• [Problem requirements] How many lines in the listing below include the word "Markets"? Reply with the count alone.

=== Exercise inputs ===

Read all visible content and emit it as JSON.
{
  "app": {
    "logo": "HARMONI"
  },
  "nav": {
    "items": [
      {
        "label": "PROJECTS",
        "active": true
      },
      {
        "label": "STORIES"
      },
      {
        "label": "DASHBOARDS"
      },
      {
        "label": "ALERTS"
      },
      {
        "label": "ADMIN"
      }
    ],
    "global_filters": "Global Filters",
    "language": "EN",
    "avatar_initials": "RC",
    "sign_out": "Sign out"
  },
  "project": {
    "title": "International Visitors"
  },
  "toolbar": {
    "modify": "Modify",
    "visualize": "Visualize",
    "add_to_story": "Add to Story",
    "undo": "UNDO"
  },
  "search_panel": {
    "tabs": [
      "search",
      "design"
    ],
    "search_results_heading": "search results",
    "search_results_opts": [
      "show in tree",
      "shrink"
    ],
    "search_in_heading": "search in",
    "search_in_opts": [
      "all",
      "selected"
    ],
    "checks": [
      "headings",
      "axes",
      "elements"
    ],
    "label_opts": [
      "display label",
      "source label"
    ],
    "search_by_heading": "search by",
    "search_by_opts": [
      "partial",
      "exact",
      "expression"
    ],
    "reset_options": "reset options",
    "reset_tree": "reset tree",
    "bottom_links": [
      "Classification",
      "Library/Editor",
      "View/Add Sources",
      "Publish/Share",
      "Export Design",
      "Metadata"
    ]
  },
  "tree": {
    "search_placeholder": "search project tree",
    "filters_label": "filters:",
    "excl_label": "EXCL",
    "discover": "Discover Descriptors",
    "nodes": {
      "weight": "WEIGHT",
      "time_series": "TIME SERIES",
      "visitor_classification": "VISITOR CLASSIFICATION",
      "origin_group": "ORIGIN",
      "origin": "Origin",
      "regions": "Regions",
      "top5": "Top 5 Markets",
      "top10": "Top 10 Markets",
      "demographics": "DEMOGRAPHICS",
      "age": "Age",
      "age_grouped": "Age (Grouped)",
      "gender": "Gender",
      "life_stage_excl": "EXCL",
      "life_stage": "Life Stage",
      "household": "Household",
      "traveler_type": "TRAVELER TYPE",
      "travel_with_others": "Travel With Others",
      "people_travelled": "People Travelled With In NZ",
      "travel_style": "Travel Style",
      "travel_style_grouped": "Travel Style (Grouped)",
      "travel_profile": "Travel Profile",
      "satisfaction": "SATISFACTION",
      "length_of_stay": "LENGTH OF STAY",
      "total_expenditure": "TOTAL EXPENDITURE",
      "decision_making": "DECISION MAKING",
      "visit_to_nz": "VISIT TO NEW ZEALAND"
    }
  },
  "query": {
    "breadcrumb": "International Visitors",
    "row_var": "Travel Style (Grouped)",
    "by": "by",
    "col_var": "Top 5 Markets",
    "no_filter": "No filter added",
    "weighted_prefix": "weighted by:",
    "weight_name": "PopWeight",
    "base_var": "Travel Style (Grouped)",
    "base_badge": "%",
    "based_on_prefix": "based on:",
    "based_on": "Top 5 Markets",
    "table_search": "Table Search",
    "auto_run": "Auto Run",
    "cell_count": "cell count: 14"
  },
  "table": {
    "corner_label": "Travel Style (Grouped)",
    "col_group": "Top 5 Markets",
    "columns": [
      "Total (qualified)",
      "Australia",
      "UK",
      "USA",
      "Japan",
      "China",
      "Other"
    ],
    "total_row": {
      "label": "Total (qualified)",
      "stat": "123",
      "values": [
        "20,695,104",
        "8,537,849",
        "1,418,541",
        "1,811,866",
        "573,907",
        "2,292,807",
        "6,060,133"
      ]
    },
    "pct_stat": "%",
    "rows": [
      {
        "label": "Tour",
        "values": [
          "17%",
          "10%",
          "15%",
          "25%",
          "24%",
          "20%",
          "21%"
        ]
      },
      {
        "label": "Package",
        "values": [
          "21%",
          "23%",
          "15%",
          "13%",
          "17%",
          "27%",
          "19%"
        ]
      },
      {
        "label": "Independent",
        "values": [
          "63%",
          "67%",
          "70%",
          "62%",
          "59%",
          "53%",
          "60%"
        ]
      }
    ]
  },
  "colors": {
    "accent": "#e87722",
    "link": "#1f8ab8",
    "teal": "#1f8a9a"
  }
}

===

• [Exercise output] 5